The folly of ‘winner takes all’
The opening weekend of the Sundance Film Festival saw such huge crowds and unseasonably high temperatures that I kept hoping things would cool down, not only physically but metaphorically as well.
The heat outside did go away, and as many of the movie industry types headed back to L.A. and New York after the frantic opening weekend, so did the crowds. But the feeling I had that the festival ought to lower its temperature did not leave with them.
While I can be exasperated by some of the films the event features, I count myself a fan of Sundance, someone who has been coming for 15 years. I enjoy the enthusiasm of both the young filmmakers and the audiences discovering their films. I’m also aware that some of Sundance’s problems are not of its own making.
It’s not the festival’s fault, for instance, that a Winter Olympics-fueled housing boom wildly inflated the number of places where visitors to the area can stay. And if Paris Hilton and her spawn are drawn like moths to corporate marketing sponsored extracurricular activities, that is not the festival’s doing, either.
But even factoring that in, I’m still troubled by the sense that the festival’s mores and its basic structure combine to pump up the volume to the point where things are getting unhealthy for the very filmmakers the event is supposed to assist.
What I’m thinking about is the ever-increasing hype, expectation and buzz surrounding Sundance’s centerpiece event -- the American dramatic competition.
Almost everyone with a stake in Sundance -- the Hollywood-based industry, which needs malleable bodies, the media, which need new creative heroes, the audience, which likes to be in on the ground floor, and the festival itself, which likes to have its importance validated -- so lusts after the notion of fresh new talent that the dramatic competition feels in danger of becoming a kind of meat market for youthful creators.
In an attempt to feed everyone’s needs, including its own, the festival has, in a way unwittingly, created an inflamed environment that fosters impossible expectations and does a disservice to the films and the filmmakers, not to mention old-fashioned reality.
The problem starts with the blurbs in the Sundance catalog, descriptions that read like they were written by members of an ecstatic cult.
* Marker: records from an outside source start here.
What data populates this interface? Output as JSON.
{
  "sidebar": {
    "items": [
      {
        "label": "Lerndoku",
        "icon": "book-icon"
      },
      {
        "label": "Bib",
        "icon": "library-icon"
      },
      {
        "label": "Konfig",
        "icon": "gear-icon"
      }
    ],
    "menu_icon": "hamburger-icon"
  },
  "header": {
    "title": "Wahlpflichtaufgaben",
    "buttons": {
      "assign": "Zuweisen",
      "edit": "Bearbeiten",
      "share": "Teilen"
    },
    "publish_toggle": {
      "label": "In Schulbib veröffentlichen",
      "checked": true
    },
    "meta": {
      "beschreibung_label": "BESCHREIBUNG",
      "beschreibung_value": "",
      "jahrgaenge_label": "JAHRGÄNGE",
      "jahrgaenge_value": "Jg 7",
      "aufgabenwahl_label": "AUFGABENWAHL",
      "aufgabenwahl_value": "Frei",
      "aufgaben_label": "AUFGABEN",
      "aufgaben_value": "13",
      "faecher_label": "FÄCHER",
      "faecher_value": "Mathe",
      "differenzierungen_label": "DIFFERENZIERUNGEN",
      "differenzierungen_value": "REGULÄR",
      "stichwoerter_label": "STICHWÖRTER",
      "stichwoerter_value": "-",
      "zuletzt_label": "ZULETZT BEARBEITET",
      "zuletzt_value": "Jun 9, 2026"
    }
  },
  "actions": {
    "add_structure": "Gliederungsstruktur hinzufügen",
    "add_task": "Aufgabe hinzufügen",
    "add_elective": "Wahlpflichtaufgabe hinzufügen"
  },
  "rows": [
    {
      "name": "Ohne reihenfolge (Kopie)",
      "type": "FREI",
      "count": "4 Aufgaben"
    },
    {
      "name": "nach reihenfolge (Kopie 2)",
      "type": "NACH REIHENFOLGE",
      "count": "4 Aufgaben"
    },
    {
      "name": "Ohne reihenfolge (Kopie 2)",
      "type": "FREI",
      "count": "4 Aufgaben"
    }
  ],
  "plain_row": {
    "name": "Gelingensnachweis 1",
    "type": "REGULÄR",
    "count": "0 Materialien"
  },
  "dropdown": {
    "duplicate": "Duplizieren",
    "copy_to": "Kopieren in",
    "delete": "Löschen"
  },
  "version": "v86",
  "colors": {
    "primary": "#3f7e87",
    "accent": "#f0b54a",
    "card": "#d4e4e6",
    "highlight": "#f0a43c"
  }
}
This continues when the festival’s programmers introduce the films with yet more sweeping praise. It might have been excusable in the early days, but today it makes the festival sound like an overprotective parent whose nurturing threatens to become suffocating.
In addition, this attitude creates unreasonably high expectations for films, making us look for masterpieces in what are after all only the works of beginners.
While the competition documentaries tend to be completely realized, the dramas are often promising at best, first steps by writers and directors who will undoubtedly do better work. And that’s the way they should be treated.
Yet to modify these Sundance tendencies would be no more than cosmetic. What I’d really like to put on the table for consideration is a radical restructuring: Make the American dramatic section noncompetitive.
Yes, the Grand Jury Prize does help the film that wins it, just like winning the lottery helps the one with the lucky ticket. But why should Sundance be promoting what is essentially a zero sum game, where the winners take all, leaving the losers to slink home with their memories? Why should the festival be sanctioning all or nothing competition among fledgling directors least likely to be tough enough to take it? Why not make the “it’s an honor to be nominated” cliche of these events into a reality?
If the argument is to be made that the competition element gets the media interested (though Toronto seems to do fine without it), why not go further and make the Premieres section the competitive one? Wouldn’t a contest among the leading lights of the independent world -- which this year included Gregg Araki, Rebecca Miller, Hal Hartley, Kevin Bacon, Don Roos and Thomas Vinterberg -- be more meaningful and make more sense than sending baby auteurs out to do battle with one another? And anyone who thinks these directors are too established to need the boost of a Sundance victory hasn’t been paying attention to the realities of the moviegoing world.
I am well aware that Sundance has grown so mighty on the notion of discovering talent that any deviation from the formula is almost inconceivable. And I’m not even positive that my ideas are all good ones. What I do feel sure of is that the festival’s treatment of its least experienced directors increasingly seems to be headed in an unpromising direction.
You don’t have to be a master gardener to know that it’s the delicate plants that are most in danger from over-watering.